"Bentonite Me Baby" is a brand of "detox clay" that you spread on your face, or eat, to rid your body of mysterious, nonspecific "toxins." It is full of lead.
Specifically, FDA tests found lead present in the clay at 37.5 parts per million — while food guidelines limit lead in juice to 0.05 ppm. The manufacturer, Alikay Naturals, admits that the clay has dangerous lead levels, but dismisses concerns, because they say their product is a "cosmetic" and not a "food" (despite the label's advice to try ingesting it, "to aid in colon and detox cleansing to remove harmful toxins from the body, which helps many things including raising energy levels").
Don't eat lead-infused clay.

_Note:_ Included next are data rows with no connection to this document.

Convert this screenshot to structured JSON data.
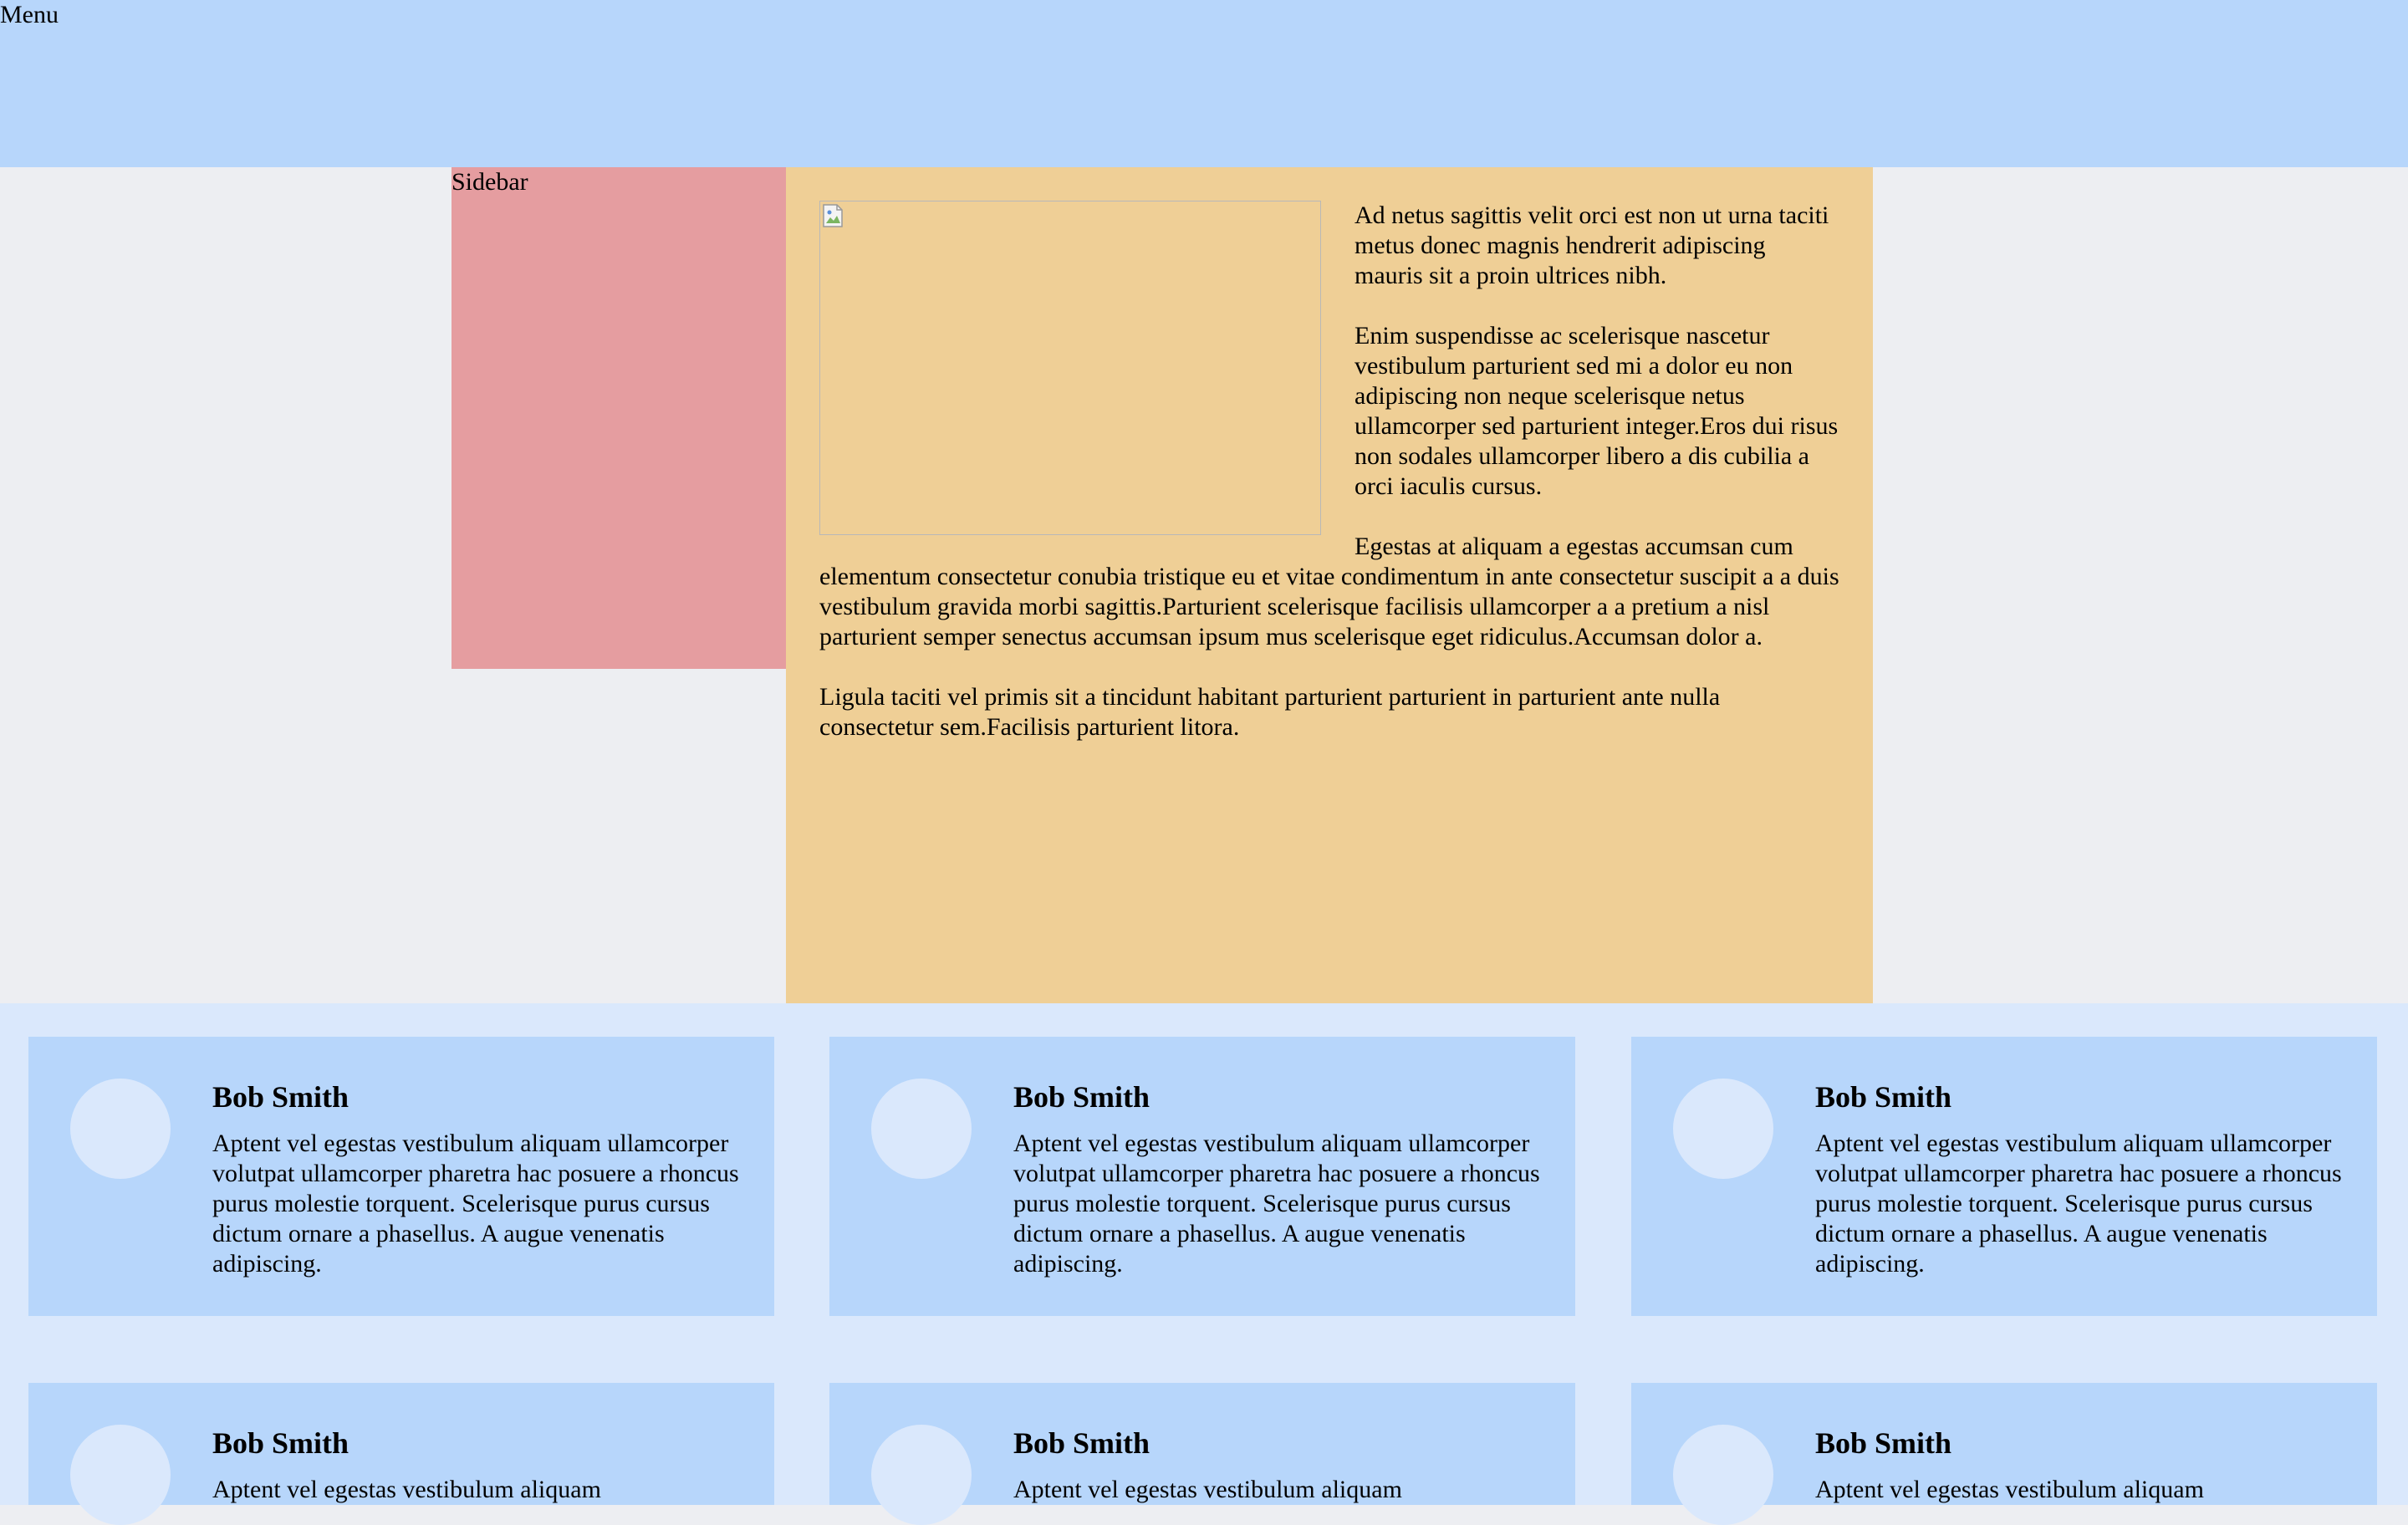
{
  "menu": {
    "label": "Menu"
  },
  "sidebar": {
    "label": "Sidebar"
  },
  "main": {
    "image": {
      "icon": "broken-image-icon"
    },
    "paragraphs": [
      "Ad netus sagittis velit orci est non ut urna taciti metus donec magnis hendrerit adipiscing mauris sit a proin ultrices nibh.",
      "Enim suspendisse ac scelerisque nascetur vestibulum parturient sed mi a dolor eu non adipiscing non neque scelerisque netus ullamcorper sed parturient integer.Eros dui risus non sodales ullamcorper libero a dis cubilia a orci iaculis cursus.",
      "Egestas at aliquam a egestas accumsan cum elementum consectetur conubia tristique eu et vitae condimentum in ante consectetur suscipit a a duis vestibulum gravida morbi sagittis.Parturient scelerisque facilisis ullamcorper a a pretium a nisl parturient semper senectus accumsan ipsum mus scelerisque eget ridiculus.Accumsan dolor a.",
      "Ligula taciti vel primis sit a tincidunt habitant parturient parturient in parturient ante nulla consectetur sem.Facilisis parturient litora."
    ]
  },
  "cards": [
    {
      "name": "Bob Smith",
      "bio": "Aptent vel egestas vestibulum aliquam ullamcorper volutpat ullamcorper pharetra hac posuere a rhoncus purus molestie torquent. Scelerisque purus cursus dictum ornare a phasellus. A augue venenatis adipiscing."
    },
    {
      "name": "Bob Smith",
      "bio": "Aptent vel egestas vestibulum aliquam ullamcorper volutpat ullamcorper pharetra hac posuere a rhoncus purus molestie torquent. Scelerisque purus cursus dictum ornare a phasellus. A augue venenatis adipiscing."
    },
    {
      "name": "Bob Smith",
      "bio": "Aptent vel egestas vestibulum aliquam ullamcorper volutpat ullamcorper pharetra hac posuere a rhoncus purus molestie torquent. Scelerisque purus cursus dictum ornare a phasellus. A augue venenatis adipiscing."
    },
    {
      "name": "Bob Smith",
      "bio": "Aptent vel egestas vestibulum aliquam"
    },
    {
      "name": "Bob Smith",
      "bio": "Aptent vel egestas vestibulum aliquam"
    },
    {
      "name": "Bob Smith",
      "bio": "Aptent vel egestas vestibulum aliquam"
    }
  ],
  "colors": {
    "page_background": "#edeef2",
    "menu_background": "#b7d6fb",
    "sidebar_background": "#e59da0",
    "main_background": "#efcf96",
    "people_section_background": "#dae8fc",
    "card_background": "#b7d6fb",
    "avatar_fill": "#dae8fc"
  }
}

The investigation began a few days after Christmas when Megan Curran de Nieto, director of community health programs at Saint Paul-based CLEARCorps, was walking through Target. One product in particular caught her eye — a jar of bentonite clay.
Curran de Nieto was reminded of a conversation with a local family struggling with high levels of lead in their blood. That family had been using a different variety of bentonite clay. The clay may or may not have had anything to do with the lead in their blood, but it stuck in Curran de Nieto's head.
And they weren't the only ones — bentonite clay has a following among celebrities and regular juice drinkers, like consumers of Juice Generation's "Pure Earth" shot. Some clays say they are for external use only, while others instruct consumers to consume them daily.
'Detox' clay may have dangerous amounts of lead, FDA says [Ike Swetlitz/Statnews]